• **GIVEN INFORMATION**:
* * * * * * *

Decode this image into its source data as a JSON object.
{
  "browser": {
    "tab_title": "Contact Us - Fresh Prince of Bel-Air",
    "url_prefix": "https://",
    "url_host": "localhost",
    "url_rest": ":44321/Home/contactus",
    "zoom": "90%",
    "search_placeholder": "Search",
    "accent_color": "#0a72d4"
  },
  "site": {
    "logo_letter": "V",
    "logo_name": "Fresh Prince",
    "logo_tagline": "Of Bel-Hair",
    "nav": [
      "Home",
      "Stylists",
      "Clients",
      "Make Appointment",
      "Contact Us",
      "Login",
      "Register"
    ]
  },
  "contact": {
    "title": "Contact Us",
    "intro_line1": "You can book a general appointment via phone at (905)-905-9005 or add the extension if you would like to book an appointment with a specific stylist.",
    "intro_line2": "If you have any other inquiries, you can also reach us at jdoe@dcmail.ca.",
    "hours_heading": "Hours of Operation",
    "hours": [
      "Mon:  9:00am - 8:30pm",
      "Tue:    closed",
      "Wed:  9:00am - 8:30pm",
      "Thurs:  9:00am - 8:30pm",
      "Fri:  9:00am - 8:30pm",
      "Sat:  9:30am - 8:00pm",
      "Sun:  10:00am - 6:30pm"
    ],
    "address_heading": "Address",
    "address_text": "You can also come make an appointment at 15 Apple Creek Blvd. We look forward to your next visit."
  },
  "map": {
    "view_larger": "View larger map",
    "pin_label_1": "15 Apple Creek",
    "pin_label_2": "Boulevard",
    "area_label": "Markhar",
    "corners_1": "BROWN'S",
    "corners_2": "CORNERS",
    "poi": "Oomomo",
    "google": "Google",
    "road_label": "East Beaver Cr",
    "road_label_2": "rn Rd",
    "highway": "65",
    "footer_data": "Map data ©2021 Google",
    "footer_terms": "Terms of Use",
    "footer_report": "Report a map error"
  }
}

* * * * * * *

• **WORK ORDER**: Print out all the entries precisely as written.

• **WRITTEN REPLY**:
Decode this image into its source data as a JSON object.
{
  "browser": {
    "tab_title": "Contact Us - Fresh Prince of Bel-Air",
    "url_prefix": "https://",
    "url_host": "localhost",
    "url_rest": ":44321/Home/contactus",
    "zoom": "90%",
    "search_placeholder": "Search",
    "accent_color": "#0a72d4"
  },
  "site": {
    "logo_letter": "V",
    "logo_name": "Fresh Prince",
    "logo_tagline": "Of Bel-Hair",
    "nav": [
      "Home",
      "Stylists",
      "Clients",
      "Make Appointment",
      "Contact Us",
      "Login",
      "Register"
    ]
  },
  "contact": {
    "title": "Contact Us",
    "intro_line1": "You can book a general appointment via phone at (905)-905-9005 or add the extension if you would like to book an appointment with a specific stylist.",
    "intro_line2": "If you have any other inquiries, you can also reach us at jdoe@dcmail.ca.",
    "hours_heading": "Hours of Operation",
    "hours": [
      "Mon:  9:00am - 8:30pm",
      "Tue:    closed",
      "Wed:  9:00am - 8:30pm",
      "Thurs:  9:00am - 8:30pm",
      "Fri:  9:00am - 8:30pm",
      "Sat:  9:30am - 8:00pm",
      "Sun:  10:00am - 6:30pm"
    ],
    "address_heading": "Address",
    "address_text": "You can also come make an appointment at 15 Apple Creek Blvd. We look forward to your next visit."
  },
  "map": {
    "view_larger": "View larger map",
    "pin_label_1": "15 Apple Creek",
    "pin_label_2": "Boulevard",
    "area_label": "Markhar",
    "corners_1": "BROWN'S",
    "corners_2": "CORNERS",
    "poi": "Oomomo",
    "google": "Google",
    "road_label": "East Beaver Cr",
    "road_label_2": "rn Rd",
    "highway": "65",
    "footer_data": "Map data ©2021 Google",
    "footer_terms": "Terms of Use",
    "footer_report": "Report a map error"
  }
}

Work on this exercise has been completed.